Now let us look at some the things that Jesus did while in Sheol/Hades. Peter tells us of his visit to the hell compartment. “For Christ also suffered once for sins, the just for the unjust, that He might bring us to God, being put to death in the flesh but made alive by the Spirit, by whom also He went and preached to the spirits in prison, who formerly were disobedient, when once the Divine longsuffering waited in the days of Noah, while the ark was being prepared, in which a few, that is, eight souls, were saved through water” (1 Peter 3:18-20). Jesus had defeated Satan and his demons on the cross and now, being Devine, He crosses the “great gulf fixed” to announce this to his enemies.

Mary of Magdalene was the first to see Jesus after His resurrection. Jesus said to her, ‘Do not cling to Me, for I have not yet ascended to My Father; but go to My brethren and say to them, ‘I am ascending to My Father and your Father, and to My God and your God'” (John 20:17). First, we should see that Jesus confirmed that He had not been with the Father. But it is obvious that He is going at that time to heaven. Why? He went to take his blood to the heavenly temple and to place it on the mercy seat.

We read these words in Hebrews. “Not with the blood of goats and calves, but with His own blood He entered the Most Holy Place once for all, having obtained eternal redemption” (Heb. 9:12). When did Jesus enter the Most Holy Place? There was no way that He could have entered the Holy Place in the temple in Jerusalem. He entered the Holy Place in the temple in heaven placing his blood on the mercy seat, thereby, completely satisfying the Mosaic Law.

A short time after Jesus met Mary Magdalene, He met the other women who had come to the tomb. “And as they went to tell His disciples, behold, Jesus met them, saying, ‘Rejoice!’ So, they came and held Him by the feet and worshiped Him. Then Jesus said to them, ‘Do not be afraid. Go and tell My brethren to go to Galilee, and there they will see Me'” (Matt. 28:8-10).

Now let’s return to those who were resurrected from their tombs and who came into the streets of Jerusalem. Jesus’ resurrection was the fulfillment of the Feast of the First Fruits. We read of this Feast in Leviticus. And the LORD spoke to Moses, saying, “Speak to the children of Israel, and say to them: ‘When you come into the land which I give to you, and reap its harvest, then you shall bring a sheaf of the first fruits of your harvest to the priest. He shall wave the sheaf before the LORD, to be accepted on your behalf; on the day after the Sabbath the priest shall wave it” (Lev. 23:9-10). The resurrected saints were offered to the Father as a sheaf offering thereby fulfilling the requirement of the Feast.
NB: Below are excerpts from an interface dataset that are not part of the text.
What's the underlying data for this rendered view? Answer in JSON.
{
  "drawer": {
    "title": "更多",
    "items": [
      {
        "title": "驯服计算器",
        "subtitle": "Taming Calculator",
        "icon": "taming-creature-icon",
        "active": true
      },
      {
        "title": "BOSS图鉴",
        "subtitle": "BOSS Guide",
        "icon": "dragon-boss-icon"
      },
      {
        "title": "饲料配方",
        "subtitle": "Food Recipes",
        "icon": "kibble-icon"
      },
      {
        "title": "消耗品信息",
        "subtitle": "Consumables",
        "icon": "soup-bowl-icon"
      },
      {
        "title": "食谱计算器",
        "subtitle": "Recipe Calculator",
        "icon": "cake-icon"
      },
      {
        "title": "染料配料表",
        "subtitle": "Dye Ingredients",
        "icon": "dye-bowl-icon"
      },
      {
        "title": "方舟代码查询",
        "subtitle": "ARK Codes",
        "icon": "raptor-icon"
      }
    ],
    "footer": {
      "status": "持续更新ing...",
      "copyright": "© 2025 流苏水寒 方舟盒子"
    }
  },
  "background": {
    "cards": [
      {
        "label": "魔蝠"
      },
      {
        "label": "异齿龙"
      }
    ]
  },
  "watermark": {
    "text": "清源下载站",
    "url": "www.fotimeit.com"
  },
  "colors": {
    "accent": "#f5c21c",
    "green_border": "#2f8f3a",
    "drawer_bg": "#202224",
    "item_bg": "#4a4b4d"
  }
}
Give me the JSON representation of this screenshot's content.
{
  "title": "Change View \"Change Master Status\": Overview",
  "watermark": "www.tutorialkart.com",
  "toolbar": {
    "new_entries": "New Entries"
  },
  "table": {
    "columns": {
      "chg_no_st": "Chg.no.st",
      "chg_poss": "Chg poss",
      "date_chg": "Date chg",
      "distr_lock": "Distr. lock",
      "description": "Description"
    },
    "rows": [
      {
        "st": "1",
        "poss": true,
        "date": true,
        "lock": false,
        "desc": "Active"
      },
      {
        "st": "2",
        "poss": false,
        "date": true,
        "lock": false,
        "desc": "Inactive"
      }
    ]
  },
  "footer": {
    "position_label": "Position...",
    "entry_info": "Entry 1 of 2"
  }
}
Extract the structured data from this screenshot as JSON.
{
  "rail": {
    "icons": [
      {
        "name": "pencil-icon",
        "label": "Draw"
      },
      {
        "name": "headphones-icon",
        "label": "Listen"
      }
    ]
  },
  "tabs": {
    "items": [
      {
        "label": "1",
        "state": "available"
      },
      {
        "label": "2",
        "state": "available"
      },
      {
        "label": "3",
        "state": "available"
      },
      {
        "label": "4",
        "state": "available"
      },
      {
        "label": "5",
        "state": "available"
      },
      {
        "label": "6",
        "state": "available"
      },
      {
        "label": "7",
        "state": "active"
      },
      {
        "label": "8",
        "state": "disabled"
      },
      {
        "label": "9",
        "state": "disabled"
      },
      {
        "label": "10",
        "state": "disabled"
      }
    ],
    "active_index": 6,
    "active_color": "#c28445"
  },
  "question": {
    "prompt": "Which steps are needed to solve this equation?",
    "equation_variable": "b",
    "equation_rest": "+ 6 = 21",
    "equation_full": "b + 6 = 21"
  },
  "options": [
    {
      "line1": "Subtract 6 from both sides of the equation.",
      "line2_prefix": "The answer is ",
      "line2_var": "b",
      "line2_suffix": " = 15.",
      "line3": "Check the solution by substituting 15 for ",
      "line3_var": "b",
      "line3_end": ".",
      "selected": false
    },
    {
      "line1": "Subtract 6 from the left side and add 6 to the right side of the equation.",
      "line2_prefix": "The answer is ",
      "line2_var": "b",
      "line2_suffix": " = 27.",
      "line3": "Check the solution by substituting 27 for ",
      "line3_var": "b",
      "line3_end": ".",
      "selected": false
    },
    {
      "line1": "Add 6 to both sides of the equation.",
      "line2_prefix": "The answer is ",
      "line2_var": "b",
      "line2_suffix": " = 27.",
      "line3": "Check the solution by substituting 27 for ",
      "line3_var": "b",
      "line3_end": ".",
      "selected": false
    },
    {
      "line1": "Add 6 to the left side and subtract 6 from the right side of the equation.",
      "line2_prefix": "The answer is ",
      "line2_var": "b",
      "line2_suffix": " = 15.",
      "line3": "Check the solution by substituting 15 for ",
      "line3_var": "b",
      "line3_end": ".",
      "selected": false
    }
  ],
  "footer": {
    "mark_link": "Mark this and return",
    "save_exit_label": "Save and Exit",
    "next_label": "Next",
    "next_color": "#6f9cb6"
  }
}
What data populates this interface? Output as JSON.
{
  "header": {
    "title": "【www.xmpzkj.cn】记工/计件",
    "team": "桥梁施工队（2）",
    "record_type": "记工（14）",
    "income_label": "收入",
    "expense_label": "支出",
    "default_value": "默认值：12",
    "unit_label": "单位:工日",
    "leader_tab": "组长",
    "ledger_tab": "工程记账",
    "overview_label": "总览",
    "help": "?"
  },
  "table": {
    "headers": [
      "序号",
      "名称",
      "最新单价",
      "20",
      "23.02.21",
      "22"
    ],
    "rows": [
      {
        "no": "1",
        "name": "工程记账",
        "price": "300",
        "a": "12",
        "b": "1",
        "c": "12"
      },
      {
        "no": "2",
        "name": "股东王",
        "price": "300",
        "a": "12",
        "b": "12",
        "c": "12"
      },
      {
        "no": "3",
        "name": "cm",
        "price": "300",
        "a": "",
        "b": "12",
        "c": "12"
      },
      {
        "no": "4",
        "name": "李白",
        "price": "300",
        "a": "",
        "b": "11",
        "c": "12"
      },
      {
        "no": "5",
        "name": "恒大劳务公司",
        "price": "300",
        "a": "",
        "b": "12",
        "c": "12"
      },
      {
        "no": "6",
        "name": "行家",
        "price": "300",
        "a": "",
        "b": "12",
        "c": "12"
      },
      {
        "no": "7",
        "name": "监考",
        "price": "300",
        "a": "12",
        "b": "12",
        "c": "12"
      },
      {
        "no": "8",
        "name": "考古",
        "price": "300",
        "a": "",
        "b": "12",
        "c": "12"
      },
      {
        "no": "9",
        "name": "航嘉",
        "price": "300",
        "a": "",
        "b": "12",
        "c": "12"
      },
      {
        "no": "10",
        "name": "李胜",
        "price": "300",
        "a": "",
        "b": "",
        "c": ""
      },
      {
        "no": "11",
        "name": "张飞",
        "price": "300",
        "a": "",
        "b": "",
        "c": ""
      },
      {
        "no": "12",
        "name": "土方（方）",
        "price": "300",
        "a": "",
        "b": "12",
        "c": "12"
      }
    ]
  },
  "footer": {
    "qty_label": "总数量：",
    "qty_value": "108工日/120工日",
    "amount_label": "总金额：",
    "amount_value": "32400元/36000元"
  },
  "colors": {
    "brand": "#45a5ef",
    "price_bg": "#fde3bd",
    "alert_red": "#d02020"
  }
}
At some point in time, they became the first of the resurrected saints to enter heaven.

Sometime later, Jesus moved all those in Abraham’s bosom to heaven because all of the requirements of redemption and the completion of the Law had been fulfilled. The unsaved were left in the flames of the other compartment of Sheol/Hades and this is why we think of Hades as Hell. Many believe that Paul’s letter to the Ephesians spoke of the move to heaven. “For it says: When He ascended on high, He took prisoners into captivity; He gave gifts to people. But what does ‘He ascended’ mean except that He descended to the lower parts of the earth? The One who descended is the same as the One who ascended far above all the heavens, that He might fill all things” (Eph. 4:8-10, HCSB).

Now we move to the second abode of the righteous which is called the intermediate heaven. This is where the saved go today when they die. Sometime in the future, there will be a New Heaven and a New Earth.